There are a couple of concepts that really stand out in the article. The first is the idea that mass culture is identical, and the second is pseudo-individualization. I see how both of these apply to American culture, but it is not as extreme as the article describes. To me, most of the blockbuster movies are all the same: all the love stories, comedies, and horror movies that are released to the big screen to make big bucks tend to follow a certain predictable formula. Also, I think advertising tends to spin every product as if it is new and unique, when 30 other products just like it are already on the market. Ads that are targeted to particular demographics speak to consumers in a way that makes them believe they will be unique if they purchase the product. It is true that products continuously make false promises, but I think it is only true to a certain degree that consumers do not have a choice in what they buy.
Although I might not have a choice about what stores are in a mall, or what clothes are in a store - I do make an active choice when I purchase something. When I want to buy something particularly unique, I will shop at a small boutique, or an online store. Some people even shop at thrift stores to find vintage items. For some people style is art, so careful thought goes into everything they buy. Consumers can choose a style, make their own style, or adapt a style. In this way, I don't believe people are as mindless and lost as they're portrayed to be in the article. To say that people are no longer unique individuals is a little ridiculous - especially when there are many students like us who study the media and who are very aware of the effects of capitalist society on everyday life. Even this awareness alone makes us capable of making careful, active choices in our tastes.
Also, there are constantly artists who push the boundaries of mainstream media. Whether it`s music, fashion, film, or art - all of these domains involve creativity and thinking outside the box. If an artist really wants to stand out, he/she must do something different. Creativity, in my opinion, is something our culture values and recognizes. In this way, we are not all victims of pre-chosen products and ideas because we understand when we are following the mainstream and when we are not; we make active choices depending on our personal style and values.
While "The Culture Industry" proposes that capitalist culture is making it hard to distinguish between real life and the movies, Baudrillard proposes that we are now living in a hyperreality, where the medium is completely blurred... In Baudrillard's article, we are presented with the death of the real, or hyperreality.

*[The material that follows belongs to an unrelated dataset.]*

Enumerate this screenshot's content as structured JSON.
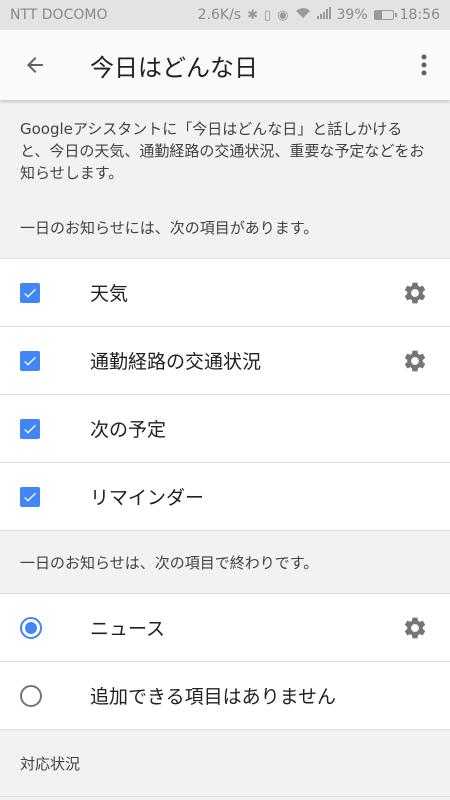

Considering how the TV guide is saturated with reality shows, it is interesting to explore the concept of hyperreality. I don't understand it that well, but I don't think we are all living in a hyperreality yet. I think some people are - those people who are in reality shows, and those people who live in the media. TV personalities and celebrities, are constantly being watched. I'm sure surveillance is engrained in them - every move they make, every relationship decision can be documented and may or may not destroy their career. For them, there is no boundary between real life and the media (surveillance). For regular folk, I think there still is a boundary - however, it is blurring increasingly everyday. The more information we share online, the more the boundary blurs between our private and public lives. But, the death of the real is not here yet.